Although there is currently no medical cure to eliminate a papillomavirus infection, the squamous intraepithelial lesions (SILs) and warts these viruses cause can be treated. Methods used to treat SILs include cold cautery (freezing that destroys tissue), laser treatment (surgery with a high-intensity light), LEEP (loop electrosurgical excision procedure, the removal of tissue using a hot wire loop), as well as conventional surgery. Similar treatments may be used for external genital warts. In addition, two powerful chemicals (podophyllin and trichloroacetic acid) are capable of destroying external genital warts when applied directly to them. Imiquimod cream has also been recently approved by the Food and Drug Administration (FDA) as an effective drug treatment. Imiquimod works by stimulating the immune system to fight the virus.

HPV & Mouth Cancer Leaflet (PDF)



HPV, Marijuana and Oral Cancer: READ this if you smoke pot!!!

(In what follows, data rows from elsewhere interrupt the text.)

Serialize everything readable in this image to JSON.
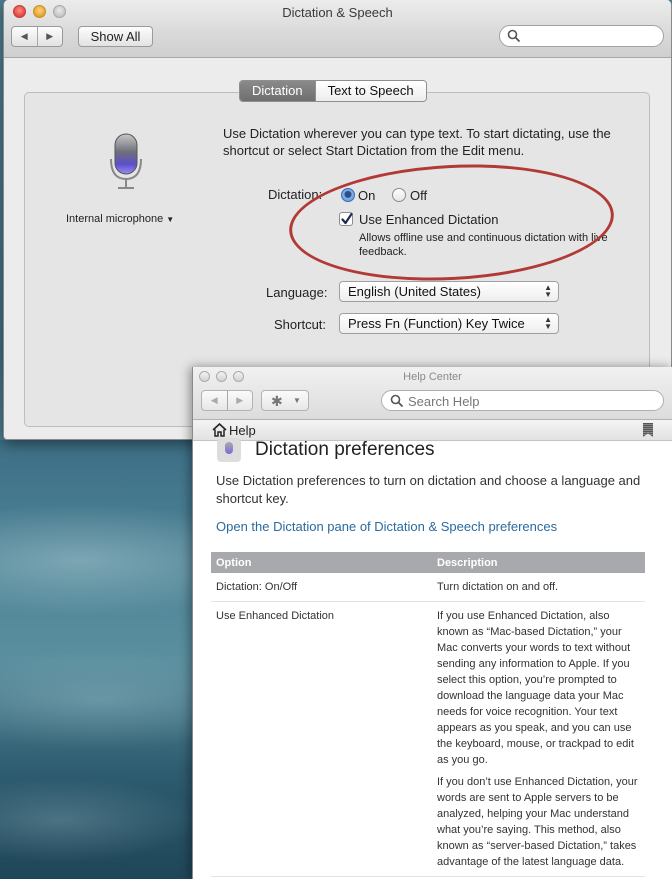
{
  "prefs_window": {
    "title": "Dictation & Speech",
    "show_all_label": "Show All",
    "tabs": [
      {
        "label": "Dictation",
        "active": true
      },
      {
        "label": "Text to Speech",
        "active": false
      }
    ],
    "intro_text": "Use Dictation wherever you can type text. To start dictating, use the shortcut or select Start Dictation from the Edit menu.",
    "microphone_label": "Internal microphone",
    "dictation": {
      "label": "Dictation:",
      "on_label": "On",
      "off_label": "Off",
      "selected": "On"
    },
    "enhanced": {
      "label": "Use Enhanced Dictation",
      "checked": true,
      "description": "Allows offline use and continuous dictation with live feedback."
    },
    "language": {
      "label": "Language:",
      "value": "English (United States)"
    },
    "shortcut": {
      "label": "Shortcut:",
      "value": "Press Fn (Function) Key Twice"
    },
    "annotation_color": "#b23a36"
  },
  "help_window": {
    "title": "Help Center",
    "search_placeholder": "Search Help",
    "home_label": "Help",
    "heading": "Dictation preferences",
    "intro": "Use Dictation preferences to turn on dictation and choose a language and shortcut key.",
    "link": "Open the Dictation pane of Dictation & Speech preferences",
    "table": {
      "headers": [
        "Option",
        "Description"
      ],
      "rows": [
        {
          "option": "Dictation: On/Off",
          "description": [
            "Turn dictation on and off."
          ]
        },
        {
          "option": "Use Enhanced Dictation",
          "description": [
            "If you use Enhanced Dictation, also known as “Mac-based Dictation,” your Mac converts your words to text without sending any information to Apple. If you select this option, you’re prompted to download the language data your Mac needs for voice recognition. Your text appears as you speak, and you can use the keyboard, mouse, or trackpad to edit as you go.",
            "If you don’t use Enhanced Dictation, your words are sent to Apple servers to be analyzed, helping your Mac understand what you’re saying. This method, also known as “server-based Dictation,” takes advantage of the latest language data."
          ]
        }
      ]
    }
  }
}
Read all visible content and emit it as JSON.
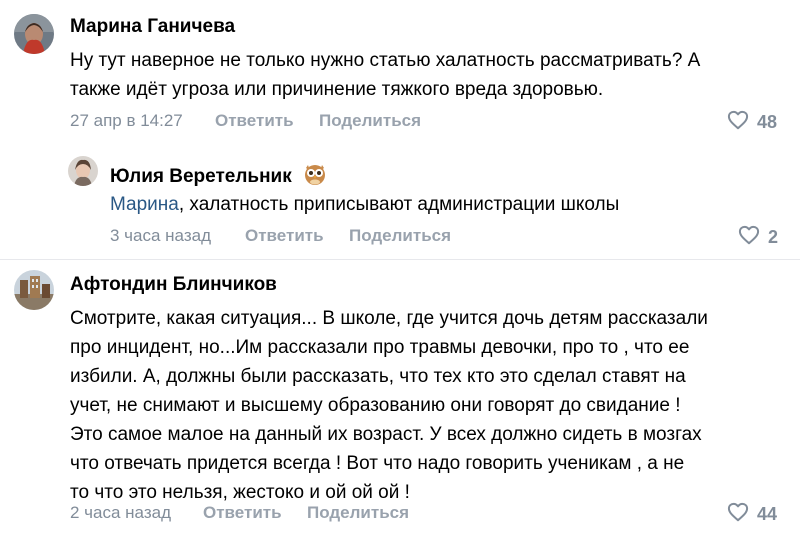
{
  "comments": [
    {
      "author": "Марина Ганичева",
      "lines": [
        "Ну тут наверное не только нужно статью халатность рассматривать? А",
        "также идёт угроза или причинение тяжкого вреда здоровью."
      ],
      "time": "27 апр в 14:27",
      "reply_label": "Ответить",
      "share_label": "Поделиться",
      "likes": "48"
    },
    {
      "author": "Юлия Веретельник",
      "mention": "Марина",
      "text_after_mention": ", халатность приписывают администрации школы",
      "time": "3 часа назад",
      "reply_label": "Ответить",
      "share_label": "Поделиться",
      "likes": "2"
    },
    {
      "author": "Афтондин Блинчиков",
      "lines": [
        "Смотрите, какая ситуация... В школе, где учится дочь детям рассказали",
        "про инцидент, но...Им рассказали про травмы девочки, про то , что ее",
        "избили. А, должны были рассказать, что тех кто это сделал ставят на",
        "учет, не снимают и высшему образованию они говорят до свидание !",
        "Это самое малое на данный их возраст. У всех должно сидеть в мозгах",
        "что отвечать придется всегда ! Вот что надо говорить ученикам , а не",
        "то что это нельзя, жестоко и ой ой ой !"
      ],
      "time": "2 часа назад",
      "reply_label": "Ответить",
      "share_label": "Поделиться",
      "likes": "44"
    }
  ],
  "colors": {
    "text": "#000000",
    "meta": "#818c99",
    "action": "#99a2ad",
    "mention": "#2a5885",
    "divider": "#e7e8ec"
  },
  "icons": [
    "heart-icon",
    "owl-emoji-icon"
  ]
}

A recent study (2008) observed a statistically significant link between HPV-positive oral cancer and marijuana use. The paper sites other research linking cannabinoids found in Marijuana (Cannabis) to suppression of the immune system. Future studies will need to be conducted to confirm the link between HPV-16, marijuana use and oral cancer.

Sexual Activity and Marijuana Use Associated with HPV-Positive Head and Neck Cancer, Study Shows

Researchers at the Johns Hopkins Kimmel Cancer Center have teased out two distinct sets of risk factors for head and neck cancers, suggesting that there are two completely different kinds of the disease. In the Johns Hopkins study, head and neck tumors caused by the human papillomavirus (HPV), a common sexually transmitted virus, were most often linked to certain sexual behaviors and marijuana use, rather than tobacco and alcohol.

HPV Linked to Throat Cancer

Oral Sex Is Major Risk Factor
By Salynn Boyles
WebMD Health News

HPV, the virus that causes cervical cancer, is also linked to throat cancer, and oral sex is a major risk factor for both men and women, new research shows. Having multiple oral sex partners topped the list of practices associated with an increased risk of developing oropharyngeal cancer, according to the study published in the May 10 issue of The New England Journal of Medicine.